Want to be a racing driver? Oli Cable can help. As team principal at Pursuit Racing, he runs a wide range of historic racing cars for private clients, dedicating his time to make both cars and drivers as fast as possible.
Picture historic motorsport, and you probably picture tweed caps, mechanics in oil-stained white overalls, and drivers sawing at big wooden steering wheels as they pedal through bends on skinny cross-ply tyres.
In recent years, though, the definition has expanded. Almost as soon as a race car comes to the end of its racing programme (or the regulations it was built to become obsolete), it becomes, in theory, a historic racer. This is why some of the leading historic racing organisers around the world now run championships for GT and prototype cars from as recently as 2018.
This fresh approach to historic racing requires fresh people to help oversee it. This is where outfits like Pursuit Racing excel. Established in 2020, the company operates from a gleaming, state-of-the-art facility in Bicester, Oxfordshire. There’s a clubhouse, a huge mural above the shop floor, and an enormous lift that allows cars to be transported between floors – a world away from the grimy, oil-soaked workshops of old.
It’s all overseen by team principal Oli Cable, who founded the team off the back of an impressive CV in the world of motorsport. From an apprenticeship with historic outfit John Danby Racing, to two spells at racing and restoration specialists Lanzante, to leading Grasser Racing Team’s Lamborghini Huracan GT3 to overall victory in the 2017 Blancpain GT Series, he started Pursuit with a wealth of experience in running cars from numerous classes and eras.
“We’re bringing a modern approach to historic racing,” says Oli. “My background’s more in the modern machinery but I’ve been picking up both aspects throughout my career. We’re running it in the way a modern team would be run, so we focus a lot on driver development as well as the cars.”
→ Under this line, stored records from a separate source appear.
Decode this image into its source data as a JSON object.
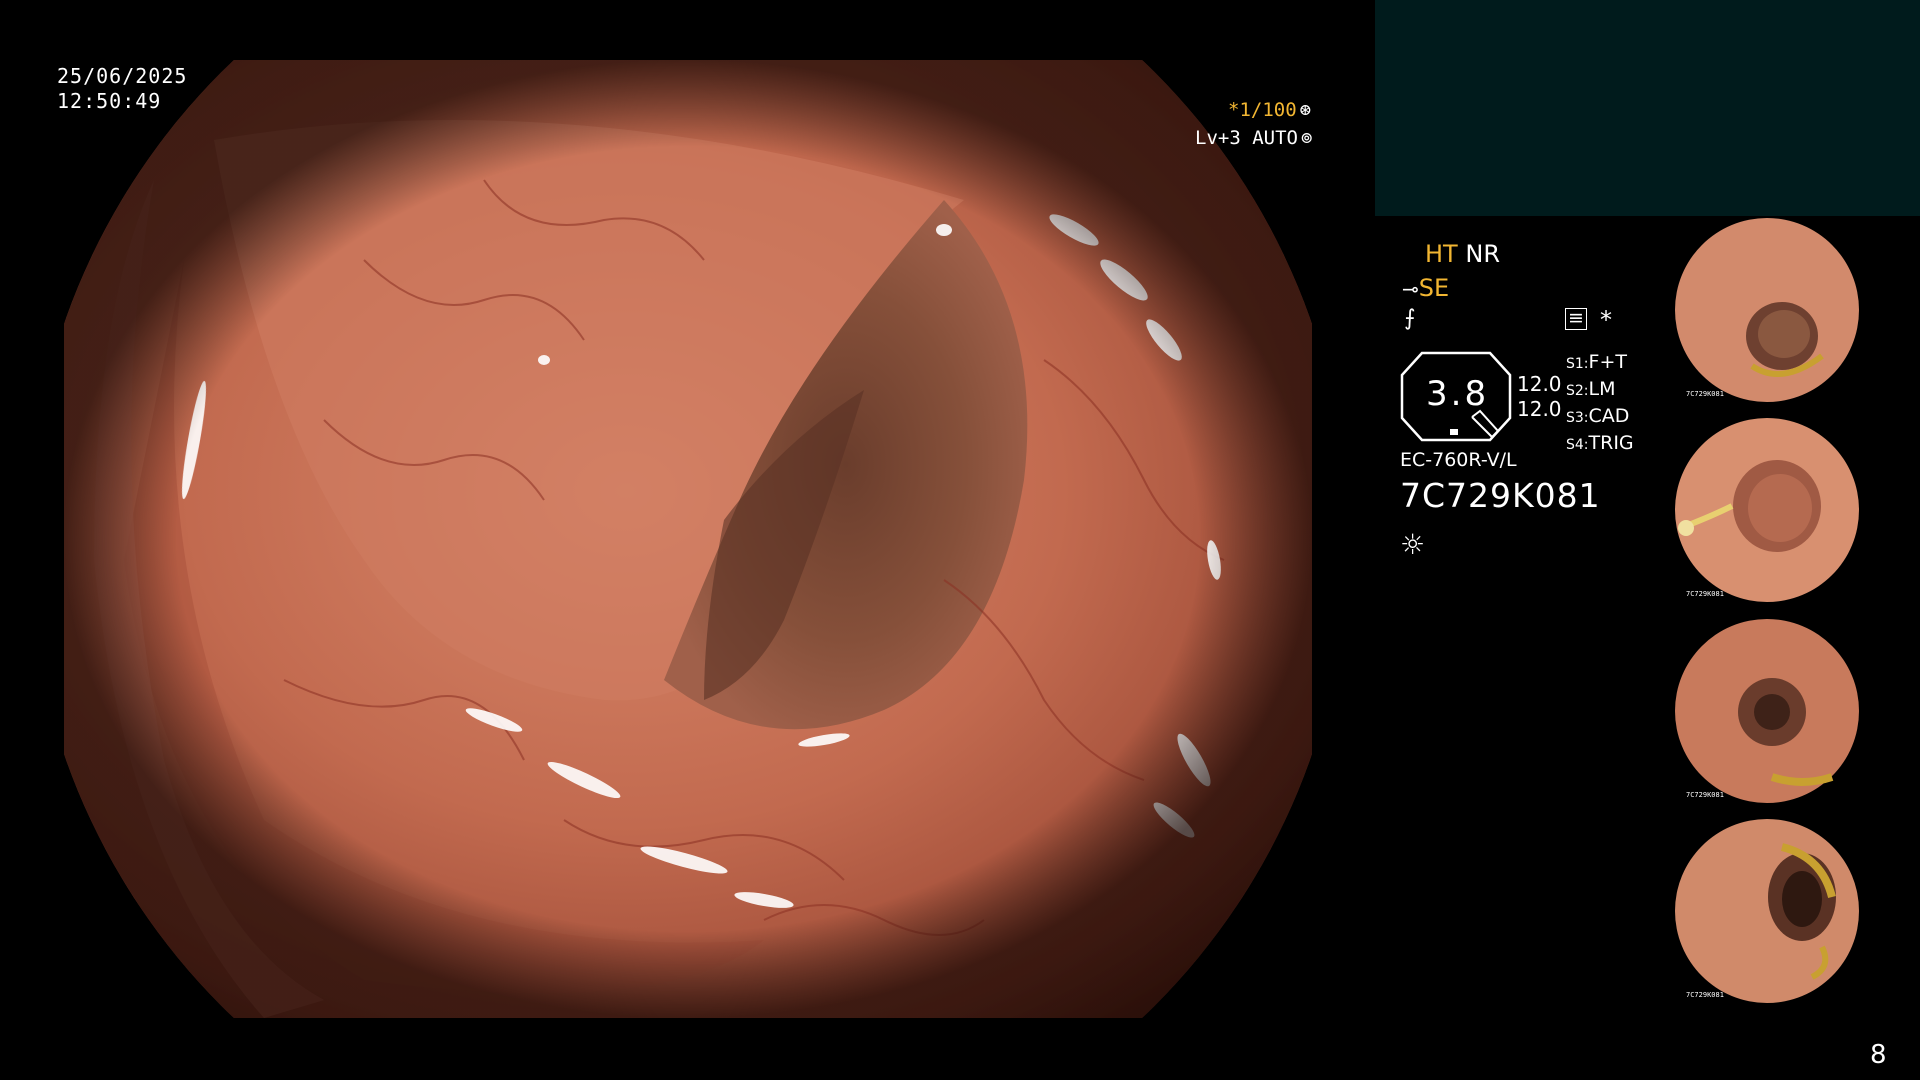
{
  "overlay": {
    "date": "25/06/2025",
    "time": "12:50:49",
    "shutter": "*1/100",
    "shutter_icon": "aperture-icon",
    "level": "Lv+3 AUTO",
    "level_icon": "brightness-ring-icon"
  },
  "info": {
    "ht": "HT",
    "nr": "NR",
    "se": "SE",
    "magnification": "3.8",
    "value_a": "12.0",
    "value_b": "12.0",
    "settings": [
      {
        "key": "S1:",
        "value": "F+T"
      },
      {
        "key": "S2:",
        "value": "LM"
      },
      {
        "key": "S3:",
        "value": "CAD"
      },
      {
        "key": "S4:",
        "value": "TRIG"
      }
    ],
    "model": "EC-760R-V/L",
    "serial": "7C729K081",
    "star": "*"
  },
  "thumbnails": [
    {
      "name": "capture-1",
      "label": "7C729K081"
    },
    {
      "name": "capture-2",
      "label": "7C729K081"
    },
    {
      "name": "capture-3",
      "label": "7C729K081"
    },
    {
      "name": "capture-4",
      "label": "7C729K081"
    }
  ],
  "page_number": "8",
  "colors": {
    "accent": "#f2b632",
    "panel_teal": "#001b1c",
    "mucosa": "#c8735a"
  }
}
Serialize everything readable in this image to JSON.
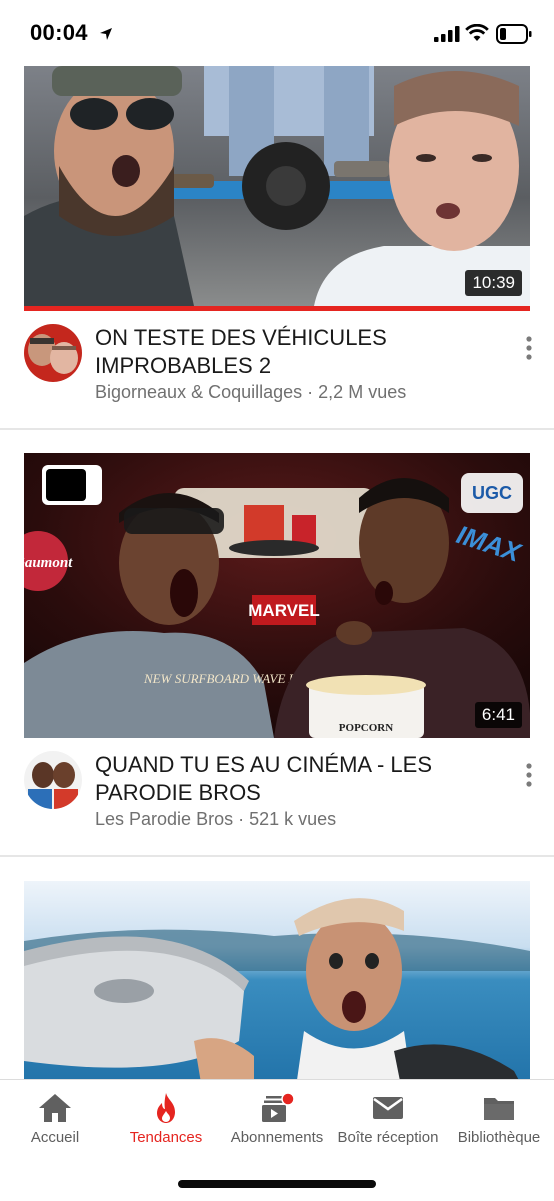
{
  "status": {
    "time": "00:04",
    "location_icon": "location-arrow-icon",
    "signal_icon": "cellular-signal-icon",
    "wifi_icon": "wifi-icon",
    "battery_icon": "battery-low-icon"
  },
  "videos": [
    {
      "title_line1": "ON TESTE DES VÉHICULES",
      "title_line2": "IMPROBABLES 2",
      "channel": "Bigorneaux & Coquillages",
      "separator": "·",
      "views": "2,2 M vues",
      "duration": "10:39",
      "watched_fraction": 1.0
    },
    {
      "title_line1": "QUAND TU ES AU CINÉMA - LES",
      "title_line2": "PARODIE BROS",
      "channel": "Les Parodie Bros",
      "separator": "·",
      "views": "521 k vues",
      "duration": "6:41",
      "thumb_text": {
        "brand": "MARVEL",
        "logo1": "Gaumont",
        "logo2": "UGC",
        "logo3": "IMAX",
        "shirt": "NEW SURFBOARD WAVE RIDER",
        "bucket": "POPCORN"
      }
    },
    {
      "title_line1": "",
      "title_line2": "",
      "channel": "",
      "views": "",
      "duration": ""
    }
  ],
  "tabs": [
    {
      "label": "Accueil",
      "icon": "home-icon"
    },
    {
      "label": "Tendances",
      "icon": "trending-flame-icon",
      "active": true
    },
    {
      "label": "Abonnements",
      "icon": "subscriptions-icon"
    },
    {
      "label": "Boîte réception",
      "icon": "inbox-mail-icon"
    },
    {
      "label": "Bibliothèque",
      "icon": "library-folder-icon"
    }
  ],
  "colors": {
    "accent": "#e52520",
    "meta_text": "#707070",
    "divider": "#e6e6e6"
  }
}
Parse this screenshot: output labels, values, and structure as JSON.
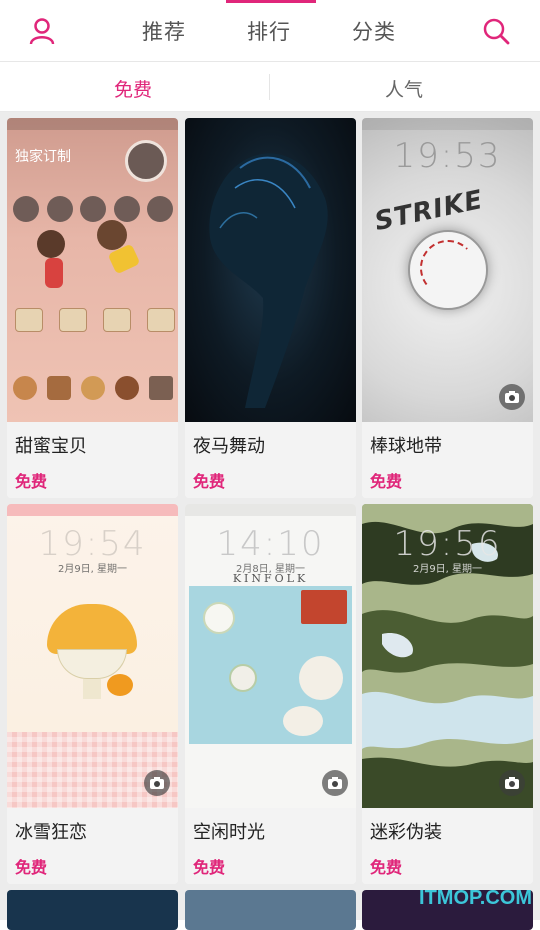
{
  "nav": {
    "tabs": [
      "推荐",
      "排行",
      "分类"
    ],
    "user_icon": "user-icon",
    "search_icon": "search-icon",
    "accent": "#e0267a"
  },
  "subtabs": {
    "free": "免费",
    "popular": "人气"
  },
  "cards": [
    {
      "name": "甜蜜宝贝",
      "price": "免费",
      "banner": "独家订制"
    },
    {
      "name": "夜马舞动",
      "price": "免费"
    },
    {
      "name": "棒球地带",
      "price": "免费",
      "time": "19:53",
      "art_text": "STRIKE"
    },
    {
      "name": "冰雪狂恋",
      "price": "免费",
      "time": "19:54",
      "date": "2月9日, 星期一"
    },
    {
      "name": "空闲时光",
      "price": "免费",
      "time": "14:10",
      "date": "2月8日, 星期一",
      "brand": "KINFOLK"
    },
    {
      "name": "迷彩伪装",
      "price": "免费",
      "time": "19:56",
      "date": "2月9日, 星期一"
    }
  ],
  "watermark": "ITMOP.COM"
}
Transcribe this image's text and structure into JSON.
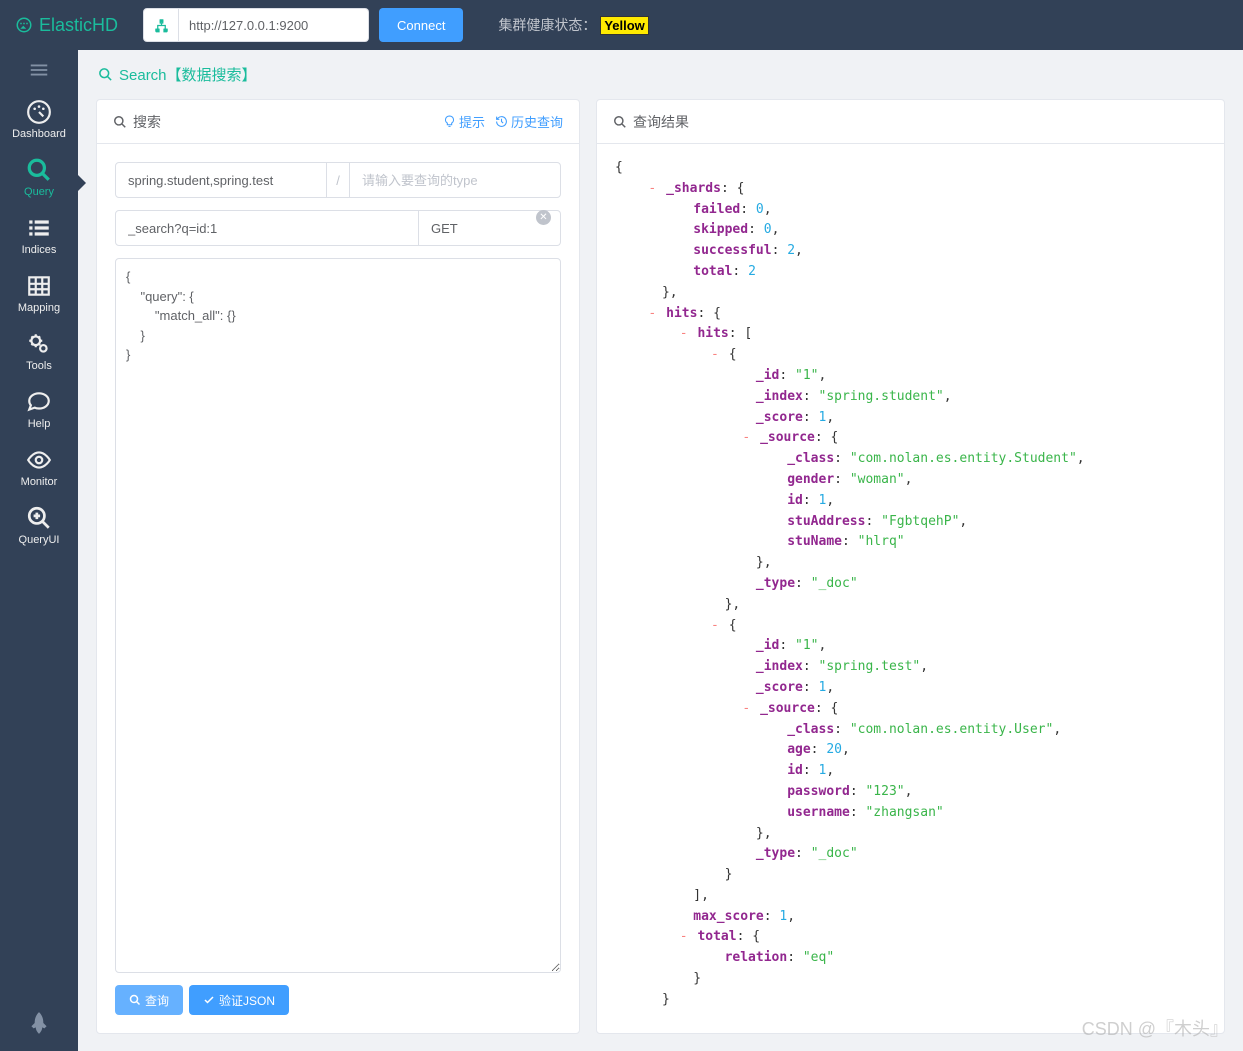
{
  "brand": "ElasticHD",
  "connection": {
    "url": "http://127.0.0.1:9200",
    "connect_label": "Connect"
  },
  "health": {
    "label": "集群健康状态：",
    "status": "Yellow"
  },
  "sidebar": {
    "items": [
      {
        "label": "Dashboard"
      },
      {
        "label": "Query"
      },
      {
        "label": "Indices"
      },
      {
        "label": "Mapping"
      },
      {
        "label": "Tools"
      },
      {
        "label": "Help"
      },
      {
        "label": "Monitor"
      },
      {
        "label": "QueryUI"
      }
    ]
  },
  "page": {
    "title": "Search【数据搜索】"
  },
  "search_panel": {
    "title": "搜索",
    "hint_link": "提示",
    "history_link": "历史查询",
    "index_value": "spring.student,spring.test",
    "separator": "/",
    "type_placeholder": "请输入要查询的type",
    "path_value": "_search?q=id:1",
    "method": "GET",
    "query_body": "{\n    \"query\": {\n        \"match_all\": {}\n    }\n}",
    "search_btn": "查询",
    "validate_btn": "验证JSON"
  },
  "result_panel": {
    "title": "查询结果"
  },
  "result_json": {
    "_shards": {
      "failed": 0,
      "skipped": 0,
      "successful": 2,
      "total": 2
    },
    "hits": {
      "hits": [
        {
          "_id": "1",
          "_index": "spring.student",
          "_score": 1,
          "_source": {
            "_class": "com.nolan.es.entity.Student",
            "gender": "woman",
            "id": 1,
            "stuAddress": "FgbtqehP",
            "stuName": "hlrq"
          },
          "_type": "_doc"
        },
        {
          "_id": "1",
          "_index": "spring.test",
          "_score": 1,
          "_source": {
            "_class": "com.nolan.es.entity.User",
            "age": 20,
            "id": 1,
            "password": "123",
            "username": "zhangsan"
          },
          "_type": "_doc"
        }
      ],
      "max_score": 1,
      "total": {
        "relation": "eq"
      }
    }
  },
  "watermark": "CSDN @『木头』"
}
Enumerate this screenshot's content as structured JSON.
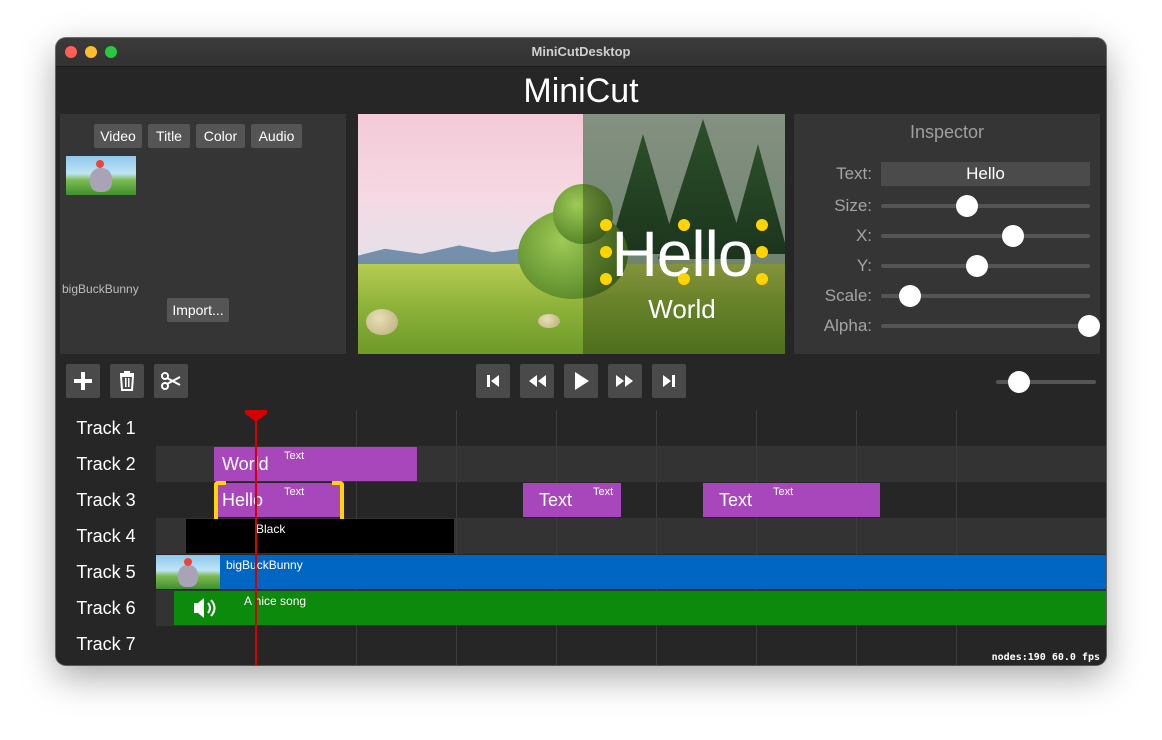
{
  "window": {
    "title": "MiniCutDesktop"
  },
  "app": {
    "title": "MiniCut"
  },
  "media": {
    "tabs": [
      "Video",
      "Title",
      "Color",
      "Audio"
    ],
    "items": [
      {
        "name": "bigBuckBunny",
        "icon": "video-thumbnail-icon"
      }
    ],
    "import_label": "Import..."
  },
  "preview": {
    "title_text": "Hello",
    "subtitle_text": "World"
  },
  "inspector": {
    "title": "Inspector",
    "text_label": "Text:",
    "text_value": "Hello",
    "sliders": [
      {
        "label": "Size:",
        "value": 0.41
      },
      {
        "label": "X:",
        "value": 0.63
      },
      {
        "label": "Y:",
        "value": 0.46
      },
      {
        "label": "Scale:",
        "value": 0.14
      },
      {
        "label": "Alpha:",
        "value": 1.0
      }
    ]
  },
  "toolbar": {
    "edit_icons": [
      "add-icon",
      "delete-icon",
      "cut-icon"
    ],
    "transport_icons": [
      "skip-to-start-icon",
      "rewind-icon",
      "play-icon",
      "fast-forward-icon",
      "skip-to-end-icon"
    ],
    "zoom_value": 0.23
  },
  "timeline": {
    "tracks": [
      "Track 1",
      "Track 2",
      "Track 3",
      "Track 4",
      "Track 5",
      "Track 6",
      "Track 7"
    ],
    "clips": {
      "track2_world": {
        "big": "World",
        "small": "Text"
      },
      "track3_hello": {
        "big": "Hello",
        "small": "Text",
        "selected": true
      },
      "track3_text1": {
        "big": "Text",
        "small": "Text"
      },
      "track3_text2": {
        "big": "Text",
        "small": "Text"
      },
      "track4_black": {
        "label": "Black"
      },
      "track5_video": {
        "label": "bigBuckBunny"
      },
      "track6_audio": {
        "label": "A nice song",
        "icon": "speaker-icon"
      }
    },
    "stats": "nodes:190  60.0 fps"
  },
  "colors": {
    "text_clip": "#a847bb",
    "video_clip": "#0066c4",
    "audio_clip": "#0b8a0b",
    "playhead": "#d60000",
    "selection": "#ffd400"
  }
}
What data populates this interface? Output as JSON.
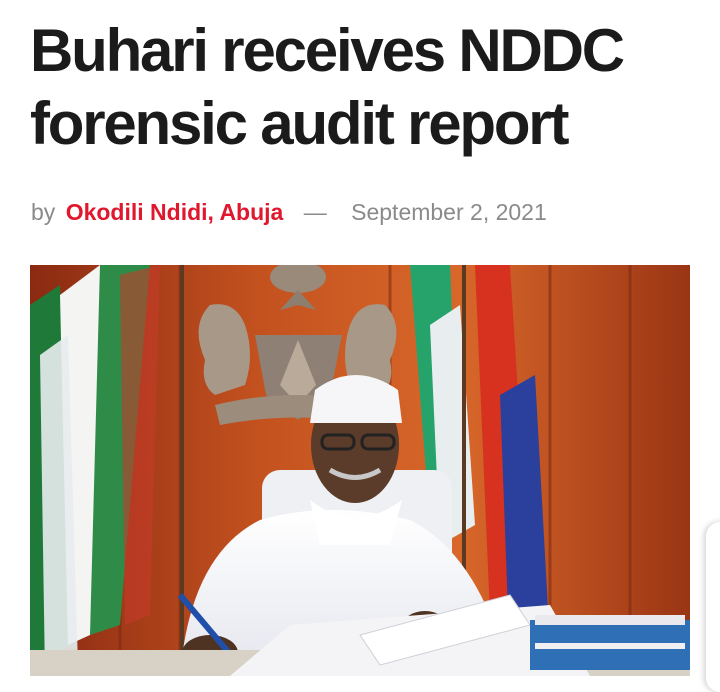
{
  "article": {
    "title": "Buhari receives NDDC forensic audit report",
    "byline_prefix": "by",
    "author": "Okodili Ndidi, Abuja",
    "separator": "—",
    "date": "September 2, 2021"
  },
  "colors": {
    "headline": "#1b1b1b",
    "author_link": "#e0172d",
    "meta_text": "#8a8a8a"
  },
  "photo": {
    "icon": "news-photo"
  }
}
This is why their facility also includes, in its own dedicated room, an incredibly high-end racing simulator with hundreds of tracks and cars plumbed in for drivers to practice on. “It’s those small gains that make a big difference,” says Oli. “You can spend loads of money building and developing a car, but you tend to find way more time in the clients than in the cars.”
Those clients entrust Pursuit with the care of a huge variety of machinery from across the decades, from Goodwood Revival staples like AC Cobras and Ford GT40s to full wings-and-slicks GT cars and Le Mans Prototypes, such as the Epsilon LMP1 car. “[The variety] is a great thing. Our guys have done a bit everything, so we have the ability to work on such a wide range of cars.”
As team principal, Oli’s involved with the entire operation. “It’s literally a bit of every role in the business. I’m not really on the cars that much anymore, but I try to do my bit here and there. I also go away with the cars to the events, look after clients, oversee the running of the weekend.”
Though there’s a lot of hard graft involved, a role like this will always have its glamorous aspects, such as the opportunities to get out to some of the marquee events on the historic calendar. Oli has a few firm favourites. “Le Mans Classic is always a good one. It’s a challenging meeting for the team, the drivers, the cars – everything’s put to the test. I think that’s where you really show what you’re capable of. The Spa Six Hours is the longest race on the calendar – it’s always an achievement to get to the end, which we’ve done the last two years in a GT40. Then there’s the Goodwood Revival – so different to any other race, a good atmosphere and very competitive.”
At its heart, though, Oli still enjoys his chances to get involved with the physical part of the operations the most. “Some of the problems we come up against aren’t the easiest to solve, certainly with some of the modern cars. The problem solving and the engineering behind the cars is really enjoyable. The modern stuff is really cool to run. It’s quite a new thing – I don’t think there are many people out there running it compared to the older stuff.”
Though still a young team, Pursuit is growing exponentially. “There’s lots going on [for 2023] – we’ve got some Aston Martin Vantages that we’re building, and we’re coming to the end of finishing another prototype after the Epsilon LMP1 that we finished last year.”
Pursuit has quickly become a standard bearer in a new breed of historic racing outfits that avoid the overly literal definition of that term. By using his industry experience across so many different eras of car, Oli has built something that, in many ways, operates just as a team running brand new machinery would. The facilities, the operations, the attitude – all of it is emblematic of a bright future for classic motorsport. It’s just the cars that are rooted in the past.